The “City of Saints” has other, more sinful, claim to fame. Harar coffee is said to be the country’s finest, its beer the most popular, its khat (a natural amphetamine-like stimulant) the strongest, and its hyenas the friendliest. producer of arguably the world’s best coffee, Harar’s local factory is said to produce the highest quality. In the book Coffee: A Dark History, industry veteran Antony Wild calls Harar “the cradle of coffee itself” and notes that “until the mid-sixteenth century, the [world] demand for coffee was met by Ethiopia entirely.” But coffee pales in popularity to khat, a bitter leaf that gives its chewer a mild buzz. Citizens of all ages dig into bags of the plant throughout the day to add to the wad in their cheek. But the khat is not just for domestic consumption. Outside Harar is one of the world’s largest khat markets, which shuttles tens of thousands of dollars of the stimulant to Somalia and Djibouti nightly.
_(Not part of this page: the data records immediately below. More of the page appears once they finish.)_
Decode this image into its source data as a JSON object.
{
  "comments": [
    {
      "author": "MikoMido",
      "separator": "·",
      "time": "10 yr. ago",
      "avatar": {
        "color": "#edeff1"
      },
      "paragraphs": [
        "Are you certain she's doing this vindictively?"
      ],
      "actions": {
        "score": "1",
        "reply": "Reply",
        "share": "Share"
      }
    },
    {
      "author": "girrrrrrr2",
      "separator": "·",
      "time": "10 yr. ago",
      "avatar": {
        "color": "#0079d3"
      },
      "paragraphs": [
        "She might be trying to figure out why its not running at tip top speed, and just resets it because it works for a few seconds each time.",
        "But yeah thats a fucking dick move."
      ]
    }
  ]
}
The historic town of Harar Jugol exhibits an important interchange of values of original Islamic culture, expressed in the social and cultural development of the city enclosed within the otherwise Christian region. Such influences have been merged with traditions that relate to the inland of Africa and particularly to southern Ethiopia, giving a particular characteristic form to its architecture and urban plan. Harar Jugol is an outstanding example of a type of architectural and urban ensemble which illustrates the impact of African and Islamic traditions on the development of specific building types. The building types and the entire urban layout reflect these traditions, which give a particular character and even uniqueness to Harar Jugol. Harar Jugol with its surrounding landscape is an outstanding example of a traditional human settlement, representative of cultural interaction with the environment. The social and spatial structure (afocha) and the language of the people all reflect a particular and even unique relationship that there developed with the environment.
The Hyena Feeding
Just after the nightfall, there is perhaps the city’s most curious custom: hyena feeding. One lone man, the sixth generation of a Harari family to do this, sits beside two large baskets of meat scraps and bones as some 20 hyenas materialize from the inky night. The huge, spotted mammals circle, then, as he calls them individually, home in to be fed chunks from a stick. Harar’s relationship with its scavenger occupants stretches back at least 500 years. The walls of the old town have holes so hyenas can sneak in and out and it’s thought that they can see and rid townsfolk of evil spirits called “jinn” that possess them. Each year, on the Muslim holiday of Ashura, thousands gather to honor the creatures in with a local tradition seemingly at odds with the town’s holy status. They invite the hyena pack leader to eat from the three stone bowls of buttery porridge placed outside the city’s wall. Then they measure how much was eaten to predict next year’s fortunes. If the hyena licks the bowl clean it will be a prosperous year, otherwise, tradition mandates that the town must pray to avert famine and disease.
These wild animals are still come through the old town’s gates at night to scavenge among the 5,000 preserved traditional houses painted in bright pink, purple, and blue and accented with geometric designs. There are no street addresses in Harar, but it’s impossible to get completely lost—each street flows back into a familiar central square where cafes serve up spongy flatbread called injera and fava bean dip, and tailors tap away on sewing machines.